WASHINGTON – The nearly 100-year-old Thames River Bridge between New London, Conn., and Groton, Conn., will undergo a $76 million replacement of its aging bascule lift span under a construction contract between Amtrak and Pittsfield, Maine-based Cianbro Corp., the parties announced.
The construction project will take two years to complete and is the largest single capital improvement Amtrak will make to the Northeast Corridor during this time. Work on the project begins this month on the installation of seven new underwater communications and signal submarine cables.
In the most dramatic phase of the construction project to occur over 12 days during fall 2007, the bascule lift or movable center portion of the bridge will be removed, a 188-foot long, 35-foot wide, and 1,250 ton vertical lift will be floated into place on barges from Long Island Sound and attached to the bridge.
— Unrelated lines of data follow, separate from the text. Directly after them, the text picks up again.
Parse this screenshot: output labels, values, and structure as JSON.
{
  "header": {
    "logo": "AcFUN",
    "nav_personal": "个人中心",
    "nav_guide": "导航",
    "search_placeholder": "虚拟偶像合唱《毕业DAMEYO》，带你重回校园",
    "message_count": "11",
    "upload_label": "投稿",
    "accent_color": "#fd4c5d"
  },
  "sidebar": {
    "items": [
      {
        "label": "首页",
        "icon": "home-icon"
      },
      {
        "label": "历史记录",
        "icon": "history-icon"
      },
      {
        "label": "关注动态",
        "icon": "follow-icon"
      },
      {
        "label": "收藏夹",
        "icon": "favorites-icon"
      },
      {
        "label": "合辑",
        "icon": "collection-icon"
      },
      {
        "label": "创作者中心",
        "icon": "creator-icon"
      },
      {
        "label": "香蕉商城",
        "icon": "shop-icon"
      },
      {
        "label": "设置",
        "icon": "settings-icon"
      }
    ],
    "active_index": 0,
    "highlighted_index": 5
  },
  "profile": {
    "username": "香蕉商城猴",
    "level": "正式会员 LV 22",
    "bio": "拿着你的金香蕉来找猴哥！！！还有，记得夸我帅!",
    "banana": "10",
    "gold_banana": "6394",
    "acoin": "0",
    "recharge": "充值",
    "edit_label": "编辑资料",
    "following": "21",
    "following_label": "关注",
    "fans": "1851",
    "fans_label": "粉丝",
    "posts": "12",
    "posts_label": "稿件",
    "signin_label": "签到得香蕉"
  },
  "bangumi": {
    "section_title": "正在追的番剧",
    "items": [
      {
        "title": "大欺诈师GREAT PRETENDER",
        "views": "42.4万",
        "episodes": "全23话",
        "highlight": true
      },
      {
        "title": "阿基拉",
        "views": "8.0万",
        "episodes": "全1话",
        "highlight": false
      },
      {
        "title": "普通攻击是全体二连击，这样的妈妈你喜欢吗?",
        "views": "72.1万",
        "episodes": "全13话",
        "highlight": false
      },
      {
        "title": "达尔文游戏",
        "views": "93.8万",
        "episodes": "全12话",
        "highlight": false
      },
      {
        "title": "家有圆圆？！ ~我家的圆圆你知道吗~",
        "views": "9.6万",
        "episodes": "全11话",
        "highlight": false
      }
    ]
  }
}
This will result in a four-day outage of this section of the railroad, during which Amtrak plans to establish a "bus bridge" in Connecticut connecting passengers to trains in the direction of New York and Boston; details will be released in 2007.
Constructed in 1919, the Thames River Bridge is located between New London and Groton. The bridge lift is currently operated by machinery parts that have reached the end of their lifespan.
The project is the first of three major movable bridge replacements in Connecticut planned over the next 10 years. Virtually all work will be done while the railroad continues to operate, with minimal interruptions during the multi-year job.
Lasting until early 2008, the Thames River Bridge project will include the fabrication and erection of two lift towers and a lift span, re-location of the bridge tender’s control house, the installation of new machinery, electrical systems and underwater communications and signal cable. The project also calls for modification of the piers and the marine fender system that protects the piers from marine traffic.
"The aged drawbridge will be replaced by a more efficient vertical lift bridge that rises between two towers," said Peter Finch, Amtrak project engineer. "Once that is complete, rail passengers will be able to depend on a reliably operating lift span for the better part of this century."
Amtrak’s Bridge & Building department will assist Cianbro Corp. with the relocation of the bridge tender’s control house, which contains the electrical controls, machinery and back-up engine generator to operate the bridge. The new lift span, constructed by Cianbro, will have new track and walkways.
Amtrak will assist Cianbro with the installation of new timber ties and tie spacers and Amtrak crews will install the running rails, guard rails joint bars and tie plates.
Amtrak electrical crews will extend existing power and control cables and monitor the installation of the new power control system, replace the navigation lights on the bridge and install lighting on the new pier fenders. New signal system cables and telephone service to the control house will also be installed.
During the course of the project, the impact to rail service will be minimal, with no major outages except when the bridge span is changed out, according to Amtrak. The final phase will take place in late 2007, when a four-day shutdown of the railroad will occur.
The project’s effect on maritime traffic will also be minimal, with the work schedule being coordinated with the boating community, submarine base and Coast Guard. Once installed, the new lift span is expected to improve the reliability of both rail and marine traffic by minimizing bridge mechanical problems.
The Thames River Bridge project is part of a comprehensive infrastructure program in the Northeast. Over the past three years, considerable progress has been made including the installation of 439,000 new concrete ties, 188,000 wood ties, and 225 rail miles of continuous welded rail.
Amtrak crews have also undercut 80 miles of track, installed 398 switches, retimbered 65 bridges and renewed 243 miles of electric catenary hardware. Earlier this year, Amtrak Engineering began the Rhode Island Freight Rail Improvement project and, in 2006 will begin the construction of a new interlocking in Niantic, Conn.